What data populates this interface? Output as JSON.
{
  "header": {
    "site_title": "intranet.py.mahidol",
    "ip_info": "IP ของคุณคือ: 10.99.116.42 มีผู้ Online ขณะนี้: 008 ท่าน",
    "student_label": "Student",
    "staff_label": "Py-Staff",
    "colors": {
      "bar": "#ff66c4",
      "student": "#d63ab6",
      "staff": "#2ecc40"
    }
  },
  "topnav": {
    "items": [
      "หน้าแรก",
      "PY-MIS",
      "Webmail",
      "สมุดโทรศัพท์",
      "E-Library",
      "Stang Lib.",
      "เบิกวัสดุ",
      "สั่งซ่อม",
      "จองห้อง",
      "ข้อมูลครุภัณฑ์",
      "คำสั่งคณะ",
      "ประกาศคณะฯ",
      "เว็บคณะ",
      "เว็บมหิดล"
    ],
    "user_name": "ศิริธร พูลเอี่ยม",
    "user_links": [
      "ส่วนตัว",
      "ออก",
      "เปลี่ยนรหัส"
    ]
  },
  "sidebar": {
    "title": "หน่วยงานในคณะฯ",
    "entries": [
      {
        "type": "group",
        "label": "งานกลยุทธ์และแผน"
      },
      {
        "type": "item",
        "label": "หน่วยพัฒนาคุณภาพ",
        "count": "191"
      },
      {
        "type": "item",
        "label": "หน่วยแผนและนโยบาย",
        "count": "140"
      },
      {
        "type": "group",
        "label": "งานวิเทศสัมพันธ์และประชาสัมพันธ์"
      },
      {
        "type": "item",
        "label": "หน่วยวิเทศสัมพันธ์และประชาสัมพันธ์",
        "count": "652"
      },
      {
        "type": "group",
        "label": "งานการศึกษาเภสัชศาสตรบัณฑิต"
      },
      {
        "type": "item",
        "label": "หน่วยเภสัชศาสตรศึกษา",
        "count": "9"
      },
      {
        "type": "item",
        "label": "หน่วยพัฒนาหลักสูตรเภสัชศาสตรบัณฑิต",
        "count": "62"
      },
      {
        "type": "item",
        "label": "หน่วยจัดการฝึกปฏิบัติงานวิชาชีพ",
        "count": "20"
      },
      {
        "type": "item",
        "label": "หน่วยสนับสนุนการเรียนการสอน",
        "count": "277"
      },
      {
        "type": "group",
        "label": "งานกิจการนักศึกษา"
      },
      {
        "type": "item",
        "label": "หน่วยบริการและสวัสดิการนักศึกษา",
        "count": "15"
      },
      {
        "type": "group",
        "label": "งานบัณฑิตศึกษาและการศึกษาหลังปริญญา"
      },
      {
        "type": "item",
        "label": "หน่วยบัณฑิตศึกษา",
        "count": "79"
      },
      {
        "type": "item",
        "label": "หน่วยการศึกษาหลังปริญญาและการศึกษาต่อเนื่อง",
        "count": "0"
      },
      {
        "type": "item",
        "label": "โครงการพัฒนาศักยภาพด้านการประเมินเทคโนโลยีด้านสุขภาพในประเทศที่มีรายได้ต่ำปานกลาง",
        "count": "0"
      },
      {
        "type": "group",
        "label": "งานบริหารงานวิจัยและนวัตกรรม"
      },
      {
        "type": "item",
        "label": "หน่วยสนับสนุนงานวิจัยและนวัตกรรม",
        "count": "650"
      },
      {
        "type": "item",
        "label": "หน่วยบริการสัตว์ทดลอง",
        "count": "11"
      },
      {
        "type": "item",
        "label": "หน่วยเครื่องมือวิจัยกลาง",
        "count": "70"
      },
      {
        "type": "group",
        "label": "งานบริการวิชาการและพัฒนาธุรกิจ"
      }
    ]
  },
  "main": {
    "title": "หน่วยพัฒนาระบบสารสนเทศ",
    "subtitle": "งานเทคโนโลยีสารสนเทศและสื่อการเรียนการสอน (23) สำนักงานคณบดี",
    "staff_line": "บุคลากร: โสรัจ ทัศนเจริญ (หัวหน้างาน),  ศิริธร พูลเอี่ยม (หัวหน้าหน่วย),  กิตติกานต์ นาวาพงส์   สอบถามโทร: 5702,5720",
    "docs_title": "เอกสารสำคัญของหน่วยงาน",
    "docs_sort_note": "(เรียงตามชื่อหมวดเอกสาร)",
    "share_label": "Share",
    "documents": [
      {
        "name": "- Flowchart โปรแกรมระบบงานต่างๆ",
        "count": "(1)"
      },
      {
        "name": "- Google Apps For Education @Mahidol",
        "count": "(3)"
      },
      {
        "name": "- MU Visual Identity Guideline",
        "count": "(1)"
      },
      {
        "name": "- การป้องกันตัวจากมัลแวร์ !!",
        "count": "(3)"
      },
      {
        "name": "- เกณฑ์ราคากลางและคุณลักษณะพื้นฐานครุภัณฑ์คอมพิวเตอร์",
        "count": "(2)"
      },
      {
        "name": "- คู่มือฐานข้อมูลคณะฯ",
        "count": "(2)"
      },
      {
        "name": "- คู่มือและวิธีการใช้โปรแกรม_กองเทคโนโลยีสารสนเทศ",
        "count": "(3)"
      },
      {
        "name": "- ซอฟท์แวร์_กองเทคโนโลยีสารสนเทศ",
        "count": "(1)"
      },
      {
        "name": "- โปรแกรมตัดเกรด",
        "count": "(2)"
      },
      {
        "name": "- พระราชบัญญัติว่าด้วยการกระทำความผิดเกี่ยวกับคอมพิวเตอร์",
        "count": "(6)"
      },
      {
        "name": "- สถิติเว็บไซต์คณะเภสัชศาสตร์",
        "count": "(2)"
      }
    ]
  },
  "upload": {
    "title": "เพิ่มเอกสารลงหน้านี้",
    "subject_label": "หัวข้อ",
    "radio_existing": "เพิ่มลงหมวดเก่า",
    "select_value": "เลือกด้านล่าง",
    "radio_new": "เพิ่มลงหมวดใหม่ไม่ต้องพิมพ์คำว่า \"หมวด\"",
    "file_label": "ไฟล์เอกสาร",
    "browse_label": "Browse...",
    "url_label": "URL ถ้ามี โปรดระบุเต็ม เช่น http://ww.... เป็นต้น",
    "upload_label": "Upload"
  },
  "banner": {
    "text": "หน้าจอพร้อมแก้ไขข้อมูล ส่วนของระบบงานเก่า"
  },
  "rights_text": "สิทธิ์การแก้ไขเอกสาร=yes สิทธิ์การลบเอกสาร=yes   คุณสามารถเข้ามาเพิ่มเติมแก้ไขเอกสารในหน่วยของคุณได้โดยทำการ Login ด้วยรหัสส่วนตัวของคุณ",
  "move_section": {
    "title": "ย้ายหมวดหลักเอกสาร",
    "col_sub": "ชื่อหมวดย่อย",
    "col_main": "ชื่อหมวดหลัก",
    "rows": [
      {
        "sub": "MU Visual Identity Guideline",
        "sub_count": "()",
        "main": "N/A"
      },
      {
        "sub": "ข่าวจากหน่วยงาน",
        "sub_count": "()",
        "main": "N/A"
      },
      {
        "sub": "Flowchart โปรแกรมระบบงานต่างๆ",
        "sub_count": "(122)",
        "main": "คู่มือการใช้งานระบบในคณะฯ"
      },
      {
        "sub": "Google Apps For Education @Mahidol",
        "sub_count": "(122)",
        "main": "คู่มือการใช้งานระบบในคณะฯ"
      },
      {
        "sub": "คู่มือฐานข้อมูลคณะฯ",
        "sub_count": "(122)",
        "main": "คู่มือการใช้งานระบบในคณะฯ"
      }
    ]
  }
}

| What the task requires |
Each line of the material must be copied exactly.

| Result for this exercise |
What data populates this interface? Output as JSON.
{
  "header": {
    "site_title": "intranet.py.mahidol",
    "ip_info": "IP ของคุณคือ: 10.99.116.42 มีผู้ Online ขณะนี้: 008 ท่าน",
    "student_label": "Student",
    "staff_label": "Py-Staff",
    "colors": {
      "bar": "#ff66c4",
      "student": "#d63ab6",
      "staff": "#2ecc40"
    }
  },
  "topnav": {
    "items": [
      "หน้าแรก",
      "PY-MIS",
      "Webmail",
      "สมุดโทรศัพท์",
      "E-Library",
      "Stang Lib.",
      "เบิกวัสดุ",
      "สั่งซ่อม",
      "จองห้อง",
      "ข้อมูลครุภัณฑ์",
      "คำสั่งคณะ",
      "ประกาศคณะฯ",
      "เว็บคณะ",
      "เว็บมหิดล"
    ],
    "user_name": "ศิริธร พูลเอี่ยม",
    "user_links": [
      "ส่วนตัว",
      "ออก",
      "เปลี่ยนรหัส"
    ]
  },
  "sidebar": {
    "title": "หน่วยงานในคณะฯ",
    "entries": [
      {
        "type": "group",
        "label": "งานกลยุทธ์และแผน"
      },
      {
        "type": "item",
        "label": "หน่วยพัฒนาคุณภาพ",
        "count": "191"
      },
      {
        "type": "item",
        "label": "หน่วยแผนและนโยบาย",
        "count": "140"
      },
      {
        "type": "group",
        "label": "งานวิเทศสัมพันธ์และประชาสัมพันธ์"
      },
      {
        "type": "item",
        "label": "หน่วยวิเทศสัมพันธ์และประชาสัมพันธ์",
        "count": "652"
      },
      {
        "type": "group",
        "label": "งานการศึกษาเภสัชศาสตรบัณฑิต"
      },
      {
        "type": "item",
        "label": "หน่วยเภสัชศาสตรศึกษา",
        "count": "9"
      },
      {
        "type": "item",
        "label": "หน่วยพัฒนาหลักสูตรเภสัชศาสตรบัณฑิต",
        "count": "62"
      },
      {
        "type": "item",
        "label": "หน่วยจัดการฝึกปฏิบัติงานวิชาชีพ",
        "count": "20"
      },
      {
        "type": "item",
        "label": "หน่วยสนับสนุนการเรียนการสอน",
        "count": "277"
      },
      {
        "type": "group",
        "label": "งานกิจการนักศึกษา"
      },
      {
        "type": "item",
        "label": "หน่วยบริการและสวัสดิการนักศึกษา",
        "count": "15"
      },
      {
        "type": "group",
        "label": "งานบัณฑิตศึกษาและการศึกษาหลังปริญญา"
      },
      {
        "type": "item",
        "label": "หน่วยบัณฑิตศึกษา",
        "count": "79"
      },
      {
        "type": "item",
        "label": "หน่วยการศึกษาหลังปริญญาและการศึกษาต่อเนื่อง",
        "count": "0"
      },
      {
        "type": "item",
        "label": "โครงการพัฒนาศักยภาพด้านการประเมินเทคโนโลยีด้านสุขภาพในประเทศที่มีรายได้ต่ำปานกลาง",
        "count": "0"
      },
      {
        "type": "group",
        "label": "งานบริหารงานวิจัยและนวัตกรรม"
      },
      {
        "type": "item",
        "label": "หน่วยสนับสนุนงานวิจัยและนวัตกรรม",
        "count": "650"
      },
      {
        "type": "item",
        "label": "หน่วยบริการสัตว์ทดลอง",
        "count": "11"
      },
      {
        "type": "item",
        "label": "หน่วยเครื่องมือวิจัยกลาง",
        "count": "70"
      },
      {
        "type": "group",
        "label": "งานบริการวิชาการและพัฒนาธุรกิจ"
      }
    ]
  },
  "main": {
    "title": "หน่วยพัฒนาระบบสารสนเทศ",
    "subtitle": "งานเทคโนโลยีสารสนเทศและสื่อการเรียนการสอน (23) สำนักงานคณบดี",
    "staff_line": "บุคลากร: โสรัจ ทัศนเจริญ (หัวหน้างาน),  ศิริธร พูลเอี่ยม (หัวหน้าหน่วย),  กิตติกานต์ นาวาพงส์   สอบถามโทร: 5702,5720",
    "docs_title": "เอกสารสำคัญของหน่วยงาน",
    "docs_sort_note": "(เรียงตามชื่อหมวดเอกสาร)",
    "share_label": "Share",
    "documents": [
      {
        "name": "- Flowchart โปรแกรมระบบงานต่างๆ",
        "count": "(1)"
      },
      {
        "name": "- Google Apps For Education @Mahidol",
        "count": "(3)"
      },
      {
        "name": "- MU Visual Identity Guideline",
        "count": "(1)"
      },
      {
        "name": "- การป้องกันตัวจากมัลแวร์ !!",
        "count": "(3)"
      },
      {
        "name": "- เกณฑ์ราคากลางและคุณลักษณะพื้นฐานครุภัณฑ์คอมพิวเตอร์",
        "count": "(2)"
      },
      {
        "name": "- คู่มือฐานข้อมูลคณะฯ",
        "count": "(2)"
      },
      {
        "name": "- คู่มือและวิธีการใช้โปรแกรม_กองเทคโนโลยีสารสนเทศ",
        "count": "(3)"
      },
      {
        "name": "- ซอฟท์แวร์_กองเทคโนโลยีสารสนเทศ",
        "count": "(1)"
      },
      {
        "name": "- โปรแกรมตัดเกรด",
        "count": "(2)"
      },
      {
        "name": "- พระราชบัญญัติว่าด้วยการกระทำความผิดเกี่ยวกับคอมพิวเตอร์",
        "count": "(6)"
      },
      {
        "name": "- สถิติเว็บไซต์คณะเภสัชศาสตร์",
        "count": "(2)"
      }
    ]
  },
  "upload": {
    "title": "เพิ่มเอกสารลงหน้านี้",
    "subject_label": "หัวข้อ",
    "radio_existing": "เพิ่มลงหมวดเก่า",
    "select_value": "เลือกด้านล่าง",
    "radio_new": "เพิ่มลงหมวดใหม่ไม่ต้องพิมพ์คำว่า \"หมวด\"",
    "file_label": "ไฟล์เอกสาร",
    "browse_label": "Browse...",
    "url_label": "URL ถ้ามี โปรดระบุเต็ม เช่น http://ww.... เป็นต้น",
    "upload_label": "Upload"
  },
  "banner": {
    "text": "หน้าจอพร้อมแก้ไขข้อมูล ส่วนของระบบงานเก่า"
  },
  "rights_text": "สิทธิ์การแก้ไขเอกสาร=yes สิทธิ์การลบเอกสาร=yes   คุณสามารถเข้ามาเพิ่มเติมแก้ไขเอกสารในหน่วยของคุณได้โดยทำการ Login ด้วยรหัสส่วนตัวของคุณ",
  "move_section": {
    "title": "ย้ายหมวดหลักเอกสาร",
    "col_sub": "ชื่อหมวดย่อย",
    "col_main": "ชื่อหมวดหลัก",
    "rows": [
      {
        "sub": "MU Visual Identity Guideline",
        "sub_count": "()",
        "main": "N/A"
      },
      {
        "sub": "ข่าวจากหน่วยงาน",
        "sub_count": "()",
        "main": "N/A"
      },
      {
        "sub": "Flowchart โปรแกรมระบบงานต่างๆ",
        "sub_count": "(122)",
        "main": "คู่มือการใช้งานระบบในคณะฯ"
      },
      {
        "sub": "Google Apps For Education @Mahidol",
        "sub_count": "(122)",
        "main": "คู่มือการใช้งานระบบในคณะฯ"
      },
      {
        "sub": "คู่มือฐานข้อมูลคณะฯ",
        "sub_count": "(122)",
        "main": "คู่มือการใช้งานระบบในคณะฯ"
      }
    ]
  }
}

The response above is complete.